Sliddens moss in the foreground with Holme Moss transmitting station on the horizon

Here we took our co-ordinates and were able to navigate to the crash site of 2 Meteor jets that crashed in 1951

"At 9:15am on Thursday 12th April 1951 a flight of four Meteor jet aircraft took off from RAF Linton-on-Ouse near York for a training flight. Flying the lead pair were Flight Lieutenant David Merryweather Leach (WA791) and Flying Officer Tony Hauxwell (VZ518). The flight was to climb to around 30,000ft where the two pairs would carry out attacks on each other.
The weather forecast for the day was for complete cloud cover from 1,500ft to 20,000ft, but on reaching 30,000ft the four aircraft were still in thick cloud and radioed Linton on Ouse to inform them that the flight would be returning home. All four aircraft turned back towards Linton-on-Ouse, though after having descended back through 20,000ft Flt Lt Leach reported he could see what he thought was Leeds through a break in the cloud and he and F/O Hauxwell were going to proceed down. The second pair could not see through the cloud and not being entirely sure of their position radioed their intention to remain at 20,000ft. After some 5 minutes the lead pilot of the second pair, Flying Officer Leslie Hayward, attempted to contact Flt Lt Leach with no success.

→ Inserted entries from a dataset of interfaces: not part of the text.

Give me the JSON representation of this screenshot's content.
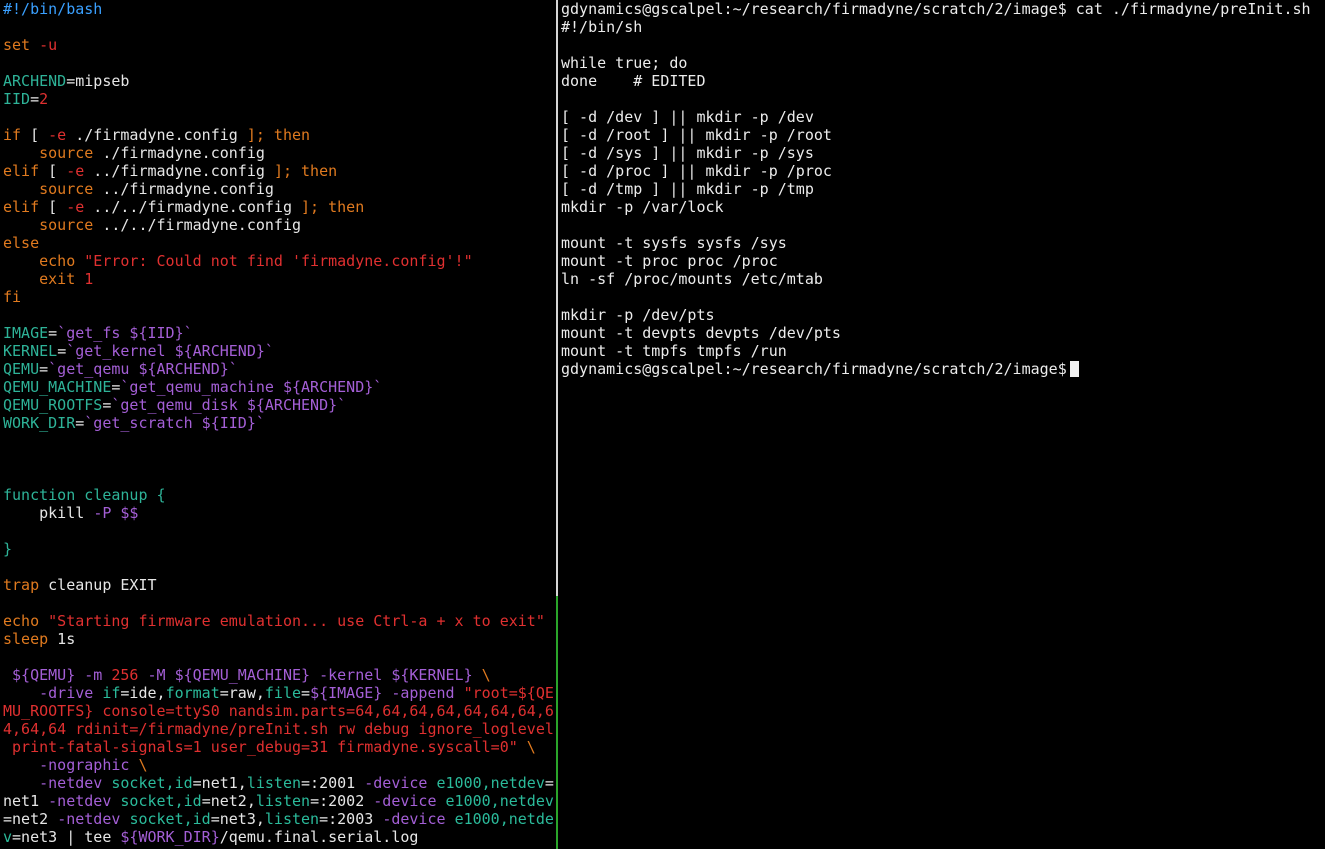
{
  "colors": {
    "comment": "#3aa0ff",
    "keyword": "#e07a1f",
    "identifier": "#2eb398",
    "string": "#e03030",
    "command": "#a45fd6",
    "plain": "#e6e6e6",
    "divider": "#d6d6d6",
    "divider_active": "#2aa52a"
  },
  "editor": {
    "lines": [
      [
        [
          "comment",
          "#!/bin/bash"
        ]
      ],
      [],
      [
        [
          "kw",
          "set"
        ],
        [
          "str",
          " -u"
        ]
      ],
      [],
      [
        [
          "ident",
          "ARCHEND"
        ],
        [
          "plain",
          "=mipseb"
        ]
      ],
      [
        [
          "ident",
          "IID"
        ],
        [
          "plain",
          "="
        ],
        [
          "str",
          "2"
        ]
      ],
      [],
      [
        [
          "kw",
          "if"
        ],
        [
          "plain",
          " [ "
        ],
        [
          "str",
          "-e"
        ],
        [
          "plain",
          " ./firmadyne.config "
        ],
        [
          "kw",
          "]; then"
        ]
      ],
      [
        [
          "plain",
          "    "
        ],
        [
          "kw",
          "source"
        ],
        [
          "plain",
          " ./firmadyne.config"
        ]
      ],
      [
        [
          "kw",
          "elif"
        ],
        [
          "plain",
          " [ "
        ],
        [
          "str",
          "-e"
        ],
        [
          "plain",
          " ../firmadyne.config "
        ],
        [
          "kw",
          "]; then"
        ]
      ],
      [
        [
          "plain",
          "    "
        ],
        [
          "kw",
          "source"
        ],
        [
          "plain",
          " ../firmadyne.config"
        ]
      ],
      [
        [
          "kw",
          "elif"
        ],
        [
          "plain",
          " [ "
        ],
        [
          "str",
          "-e"
        ],
        [
          "plain",
          " ../../firmadyne.config "
        ],
        [
          "kw",
          "]; then"
        ]
      ],
      [
        [
          "plain",
          "    "
        ],
        [
          "kw",
          "source"
        ],
        [
          "plain",
          " ../../firmadyne.config"
        ]
      ],
      [
        [
          "kw",
          "else"
        ]
      ],
      [
        [
          "plain",
          "    "
        ],
        [
          "kw",
          "echo"
        ],
        [
          "plain",
          " "
        ],
        [
          "str",
          "\"Error: Could not find 'firmadyne.config'!\""
        ]
      ],
      [
        [
          "plain",
          "    "
        ],
        [
          "kw",
          "exit"
        ],
        [
          "plain",
          " "
        ],
        [
          "str",
          "1"
        ]
      ],
      [
        [
          "kw",
          "fi"
        ]
      ],
      [],
      [
        [
          "ident",
          "IMAGE"
        ],
        [
          "plain",
          "="
        ],
        [
          "cmd",
          "`get_fs ${IID}`"
        ]
      ],
      [
        [
          "ident",
          "KERNEL"
        ],
        [
          "plain",
          "="
        ],
        [
          "cmd",
          "`get_kernel ${ARCHEND}`"
        ]
      ],
      [
        [
          "ident",
          "QEMU"
        ],
        [
          "plain",
          "="
        ],
        [
          "cmd",
          "`get_qemu ${ARCHEND}`"
        ]
      ],
      [
        [
          "ident",
          "QEMU_MACHINE"
        ],
        [
          "plain",
          "="
        ],
        [
          "cmd",
          "`get_qemu_machine ${ARCHEND}`"
        ]
      ],
      [
        [
          "ident",
          "QEMU_ROOTFS"
        ],
        [
          "plain",
          "="
        ],
        [
          "cmd",
          "`get_qemu_disk ${ARCHEND}`"
        ]
      ],
      [
        [
          "ident",
          "WORK_DIR"
        ],
        [
          "plain",
          "="
        ],
        [
          "cmd",
          "`get_scratch ${IID}`"
        ]
      ],
      [],
      [],
      [],
      [
        [
          "ident",
          "function cleanup {"
        ]
      ],
      [
        [
          "plain",
          "    pkill "
        ],
        [
          "cmd",
          "-P $$"
        ]
      ],
      [],
      [
        [
          "ident",
          "}"
        ]
      ],
      [],
      [
        [
          "kw",
          "trap"
        ],
        [
          "plain",
          " cleanup EXIT"
        ]
      ],
      [],
      [
        [
          "kw",
          "echo"
        ],
        [
          "plain",
          " "
        ],
        [
          "str",
          "\"Starting firmware emulation... use Ctrl-a + x to exit\""
        ]
      ],
      [
        [
          "kw",
          "sleep"
        ],
        [
          "plain",
          " 1s"
        ]
      ],
      [],
      [
        [
          "plain",
          " "
        ],
        [
          "cmd",
          "${QEMU}"
        ],
        [
          "plain",
          " "
        ],
        [
          "cmd",
          "-m"
        ],
        [
          "plain",
          " "
        ],
        [
          "str",
          "256"
        ],
        [
          "plain",
          " "
        ],
        [
          "cmd",
          "-M ${QEMU_MACHINE} -kernel ${KERNEL}"
        ],
        [
          "plain",
          " "
        ],
        [
          "kw",
          "\\"
        ]
      ],
      [
        [
          "plain",
          "    "
        ],
        [
          "cmd",
          "-drive"
        ],
        [
          "plain",
          " "
        ],
        [
          "green",
          "if"
        ],
        [
          "plain",
          "=ide,"
        ],
        [
          "green",
          "format"
        ],
        [
          "plain",
          "=raw,"
        ],
        [
          "green",
          "file"
        ],
        [
          "plain",
          "="
        ],
        [
          "cmd",
          "${IMAGE} -append"
        ],
        [
          "plain",
          " "
        ],
        [
          "str",
          "\"root=${QE"
        ]
      ],
      [
        [
          "str",
          "MU_ROOTFS} console=ttyS0 nandsim.parts=64,64,64,64,64,64,64,6"
        ]
      ],
      [
        [
          "str",
          "4,64,64 rdinit=/firmadyne/preInit.sh rw debug ignore_loglevel"
        ]
      ],
      [
        [
          "str",
          " print-fatal-signals=1 user_debug=31 firmadyne.syscall=0\""
        ],
        [
          "plain",
          " "
        ],
        [
          "kw",
          "\\"
        ]
      ],
      [
        [
          "plain",
          "    "
        ],
        [
          "cmd",
          "-nographic"
        ],
        [
          "plain",
          " "
        ],
        [
          "kw",
          "\\"
        ]
      ],
      [
        [
          "plain",
          "    "
        ],
        [
          "cmd",
          "-netdev"
        ],
        [
          "plain",
          " "
        ],
        [
          "green",
          "socket,id"
        ],
        [
          "plain",
          "=net1,"
        ],
        [
          "green",
          "listen"
        ],
        [
          "plain",
          "=:2001 "
        ],
        [
          "cmd",
          "-device"
        ],
        [
          "plain",
          " "
        ],
        [
          "green",
          "e1000,netdev"
        ],
        [
          "plain",
          "="
        ]
      ],
      [
        [
          "plain",
          "net1 "
        ],
        [
          "cmd",
          "-netdev"
        ],
        [
          "plain",
          " "
        ],
        [
          "green",
          "socket,id"
        ],
        [
          "plain",
          "=net2,"
        ],
        [
          "green",
          "listen"
        ],
        [
          "plain",
          "=:2002 "
        ],
        [
          "cmd",
          "-device"
        ],
        [
          "plain",
          " "
        ],
        [
          "green",
          "e1000,netdev"
        ]
      ],
      [
        [
          "plain",
          "=net2 "
        ],
        [
          "cmd",
          "-netdev"
        ],
        [
          "plain",
          " "
        ],
        [
          "green",
          "socket,id"
        ],
        [
          "plain",
          "=net3,"
        ],
        [
          "green",
          "listen"
        ],
        [
          "plain",
          "=:2003 "
        ],
        [
          "cmd",
          "-device"
        ],
        [
          "plain",
          " "
        ],
        [
          "green",
          "e1000,netde"
        ]
      ],
      [
        [
          "green",
          "v"
        ],
        [
          "plain",
          "=net3 | tee "
        ],
        [
          "cmd",
          "${WORK_DIR}"
        ],
        [
          "plain",
          "/qemu.final.serial.log"
        ]
      ]
    ]
  },
  "terminal": {
    "lines": [
      "gdynamics@gscalpel:~/research/firmadyne/scratch/2/image$ cat ./firmadyne/preInit.sh",
      "#!/bin/sh",
      "",
      "while true; do",
      "done    # EDITED",
      "",
      "[ -d /dev ] || mkdir -p /dev",
      "[ -d /root ] || mkdir -p /root",
      "[ -d /sys ] || mkdir -p /sys",
      "[ -d /proc ] || mkdir -p /proc",
      "[ -d /tmp ] || mkdir -p /tmp",
      "mkdir -p /var/lock",
      "",
      "mount -t sysfs sysfs /sys",
      "mount -t proc proc /proc",
      "ln -sf /proc/mounts /etc/mtab",
      "",
      "mkdir -p /dev/pts",
      "mount -t devpts devpts /dev/pts",
      "mount -t tmpfs tmpfs /run"
    ],
    "prompt": "gdynamics@gscalpel:~/research/firmadyne/scratch/2/image$"
  }
}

RAF Northern Radar at Lindholme near Doncaster attempted to contact the pair again with no success.
Following this a search was mounted with wreckage being spotted later in the day with a ground team reaching the scene the following afternoon. The two aircraft had continued to descend through cloud and without ever breaking out of the bottom of the overcast cloud and had flown into the top of the moor in formation. The marks left by the two aircraft are still clearly visible as is wreckage of the 2 aircraft strewn over 1\4 mile os Sliddens Moss"

impact scars

memorial cross

its incredibly sobering to see this!

From here and for the next 90 minutes we encountered somewhat of a slog though the waterlogged peat and extremley rugged landscape....  however the next stop was the Trig point at Black Hill and a well earned pit stop at Soldiers Lump

Trig Point - Black Hill

The return journey would take us back down the opposite side of Bareholme Moss and following
Crowden Great Brook

looking towards Crowden and the YH just showing at the far end of the valley

Bfb on Laddow Rocks

looking back at Laddow

the descent

Rakes Rocks

back to base

Thanks to Pete for contributing some of the images after my batteries let me down at the Trig Point

The walk was around 9.5 miles long and took in some incredible landscape and stunning scenery.... and just to make sure we got it all......the sun shone all day!

Monday, 25 July 2011

Red Kites

A once yearly pilgrimage to mid Wales is always eargerly anticipated..... this years spectacle was no less rewarding than previous years....  a gentle reminder to my self  "Make the trip in the snowy winter for full effect of rufous reds against snowy white backdrops......"

Gigrin farm is now an official Red Kite rehabilitation and feeding centre. 400+ Kites may travel from upto 50 miles away for an afternoon top up of prime beef.... throw in some Buzzards, Ravens and Carrion Crows and the spectacle unfolds during any afternoon if you ever choose to visit this remarkable place.

A quick google of Gigrin Farm will give you all the details you need, but basically from a single pair of visiting Kites chancing their luck for scraps on a sheep farm to todays incredible daily numbers is quite an acheivement.

On Saturday around 200-250 birds came to feed... the following images are an out-take of a wonderful afternoons entertainment with a true aerial magician



Squadren Leader

the hunter

Low flying

mid air refuel


aerial attack